TASK PROMPT: Each record, exactly as written, should be printed again.

----------------

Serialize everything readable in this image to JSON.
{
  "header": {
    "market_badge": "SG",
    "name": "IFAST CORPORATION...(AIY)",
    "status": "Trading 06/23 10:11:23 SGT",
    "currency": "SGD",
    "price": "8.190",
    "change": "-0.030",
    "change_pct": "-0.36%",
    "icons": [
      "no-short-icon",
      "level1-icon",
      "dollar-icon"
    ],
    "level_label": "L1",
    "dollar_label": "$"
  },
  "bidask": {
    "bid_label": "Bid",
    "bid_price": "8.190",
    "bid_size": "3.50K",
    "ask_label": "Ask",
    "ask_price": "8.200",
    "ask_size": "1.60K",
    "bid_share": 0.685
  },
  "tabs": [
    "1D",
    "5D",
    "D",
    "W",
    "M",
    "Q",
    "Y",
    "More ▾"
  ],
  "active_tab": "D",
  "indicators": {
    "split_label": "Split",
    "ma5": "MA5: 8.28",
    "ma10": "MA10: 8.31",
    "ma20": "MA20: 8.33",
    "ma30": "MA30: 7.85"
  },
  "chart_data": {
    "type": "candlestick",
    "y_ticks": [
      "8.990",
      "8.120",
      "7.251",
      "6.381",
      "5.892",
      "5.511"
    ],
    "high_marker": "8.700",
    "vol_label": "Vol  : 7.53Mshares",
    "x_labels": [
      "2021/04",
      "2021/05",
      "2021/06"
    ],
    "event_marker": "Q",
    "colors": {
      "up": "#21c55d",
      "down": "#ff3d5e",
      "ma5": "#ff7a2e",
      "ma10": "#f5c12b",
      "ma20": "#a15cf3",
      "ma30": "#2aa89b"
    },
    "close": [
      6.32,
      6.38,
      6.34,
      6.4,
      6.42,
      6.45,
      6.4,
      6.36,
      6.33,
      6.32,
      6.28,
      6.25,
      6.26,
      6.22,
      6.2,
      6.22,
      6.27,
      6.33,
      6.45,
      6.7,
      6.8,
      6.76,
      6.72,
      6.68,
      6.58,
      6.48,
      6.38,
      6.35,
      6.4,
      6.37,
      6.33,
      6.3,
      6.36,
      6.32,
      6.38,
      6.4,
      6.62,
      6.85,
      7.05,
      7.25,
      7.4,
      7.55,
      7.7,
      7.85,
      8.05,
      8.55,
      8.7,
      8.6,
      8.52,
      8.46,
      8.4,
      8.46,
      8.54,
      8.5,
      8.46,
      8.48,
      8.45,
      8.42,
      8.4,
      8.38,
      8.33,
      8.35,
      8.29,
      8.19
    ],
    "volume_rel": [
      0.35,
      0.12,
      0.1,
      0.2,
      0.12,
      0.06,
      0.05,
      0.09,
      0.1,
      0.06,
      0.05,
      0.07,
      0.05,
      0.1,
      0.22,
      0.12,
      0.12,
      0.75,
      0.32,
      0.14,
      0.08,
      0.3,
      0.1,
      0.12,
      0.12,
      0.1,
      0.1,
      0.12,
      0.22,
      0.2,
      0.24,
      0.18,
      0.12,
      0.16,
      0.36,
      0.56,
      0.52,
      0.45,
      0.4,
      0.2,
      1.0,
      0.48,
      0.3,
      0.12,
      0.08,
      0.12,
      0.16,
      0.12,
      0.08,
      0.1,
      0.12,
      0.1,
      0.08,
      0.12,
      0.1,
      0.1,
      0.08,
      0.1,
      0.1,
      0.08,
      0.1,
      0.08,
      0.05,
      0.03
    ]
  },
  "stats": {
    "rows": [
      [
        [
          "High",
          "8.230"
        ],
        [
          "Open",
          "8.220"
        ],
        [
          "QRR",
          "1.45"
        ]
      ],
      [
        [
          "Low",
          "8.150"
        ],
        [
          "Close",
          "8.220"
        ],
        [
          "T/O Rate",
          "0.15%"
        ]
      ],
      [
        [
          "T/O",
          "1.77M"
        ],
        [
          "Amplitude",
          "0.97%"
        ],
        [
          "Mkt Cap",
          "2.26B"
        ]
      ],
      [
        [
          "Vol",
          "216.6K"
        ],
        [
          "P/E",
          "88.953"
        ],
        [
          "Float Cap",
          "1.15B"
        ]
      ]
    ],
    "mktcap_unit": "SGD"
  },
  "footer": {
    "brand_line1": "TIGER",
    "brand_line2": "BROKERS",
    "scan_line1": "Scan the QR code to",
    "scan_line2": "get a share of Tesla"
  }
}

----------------

EXERCISE ANSWER:
Serialize everything readable in this image to JSON.
{
  "header": {
    "market_badge": "SG",
    "name": "IFAST CORPORATION...(AIY)",
    "status": "Trading 06/23 10:11:23 SGT",
    "currency": "SGD",
    "price": "8.190",
    "change": "-0.030",
    "change_pct": "-0.36%",
    "icons": [
      "no-short-icon",
      "level1-icon",
      "dollar-icon"
    ],
    "level_label": "L1",
    "dollar_label": "$"
  },
  "bidask": {
    "bid_label": "Bid",
    "bid_price": "8.190",
    "bid_size": "3.50K",
    "ask_label": "Ask",
    "ask_price": "8.200",
    "ask_size": "1.60K",
    "bid_share": 0.685
  },
  "tabs": [
    "1D",
    "5D",
    "D",
    "W",
    "M",
    "Q",
    "Y",
    "More ▾"
  ],
  "active_tab": "D",
  "indicators": {
    "split_label": "Split",
    "ma5": "MA5: 8.28",
    "ma10": "MA10: 8.31",
    "ma20": "MA20: 8.33",
    "ma30": "MA30: 7.85"
  },
  "chart_data": {
    "type": "candlestick",
    "y_ticks": [
      "8.990",
      "8.120",
      "7.251",
      "6.381",
      "5.892",
      "5.511"
    ],
    "high_marker": "8.700",
    "vol_label": "Vol  : 7.53Mshares",
    "x_labels": [
      "2021/04",
      "2021/05",
      "2021/06"
    ],
    "event_marker": "Q",
    "colors": {
      "up": "#21c55d",
      "down": "#ff3d5e",
      "ma5": "#ff7a2e",
      "ma10": "#f5c12b",
      "ma20": "#a15cf3",
      "ma30": "#2aa89b"
    },
    "close": [
      6.32,
      6.38,
      6.34,
      6.4,
      6.42,
      6.45,
      6.4,
      6.36,
      6.33,
      6.32,
      6.28,
      6.25,
      6.26,
      6.22,
      6.2,
      6.22,
      6.27,
      6.33,
      6.45,
      6.7,
      6.8,
      6.76,
      6.72,
      6.68,
      6.58,
      6.48,
      6.38,
      6.35,
      6.4,
      6.37,
      6.33,
      6.3,
      6.36,
      6.32,
      6.38,
      6.4,
      6.62,
      6.85,
      7.05,
      7.25,
      7.4,
      7.55,
      7.7,
      7.85,
      8.05,
      8.55,
      8.7,
      8.6,
      8.52,
      8.46,
      8.4,
      8.46,
      8.54,
      8.5,
      8.46,
      8.48,
      8.45,
      8.42,
      8.4,
      8.38,
      8.33,
      8.35,
      8.29,
      8.19
    ],
    "volume_rel": [
      0.35,
      0.12,
      0.1,
      0.2,
      0.12,
      0.06,
      0.05,
      0.09,
      0.1,
      0.06,
      0.05,
      0.07,
      0.05,
      0.1,
      0.22,
      0.12,
      0.12,
      0.75,
      0.32,
      0.14,
      0.08,
      0.3,
      0.1,
      0.12,
      0.12,
      0.1,
      0.1,
      0.12,
      0.22,
      0.2,
      0.24,
      0.18,
      0.12,
      0.16,
      0.36,
      0.56,
      0.52,
      0.45,
      0.4,
      0.2,
      1.0,
      0.48,
      0.3,
      0.12,
      0.08,
      0.12,
      0.16,
      0.12,
      0.08,
      0.1,
      0.12,
      0.1,
      0.08,
      0.12,
      0.1,
      0.1,
      0.08,
      0.1,
      0.1,
      0.08,
      0.1,
      0.08,
      0.05,
      0.03
    ]
  },
  "stats": {
    "rows": [
      [
        [
          "High",
          "8.230"
        ],
        [
          "Open",
          "8.220"
        ],
        [
          "QRR",
          "1.45"
        ]
      ],
      [
        [
          "Low",
          "8.150"
        ],
        [
          "Close",
          "8.220"
        ],
        [
          "T/O Rate",
          "0.15%"
        ]
      ],
      [
        [
          "T/O",
          "1.77M"
        ],
        [
          "Amplitude",
          "0.97%"
        ],
        [
          "Mkt Cap",
          "2.26B"
        ]
      ],
      [
        [
          "Vol",
          "216.6K"
        ],
        [
          "P/E",
          "88.953"
        ],
        [
          "Float Cap",
          "1.15B"
        ]
      ]
    ],
    "mktcap_unit": "SGD"
  },
  "footer": {
    "brand_line1": "TIGER",
    "brand_line2": "BROKERS",
    "scan_line1": "Scan the QR code to",
    "scan_line2": "get a share of Tesla"
  }
}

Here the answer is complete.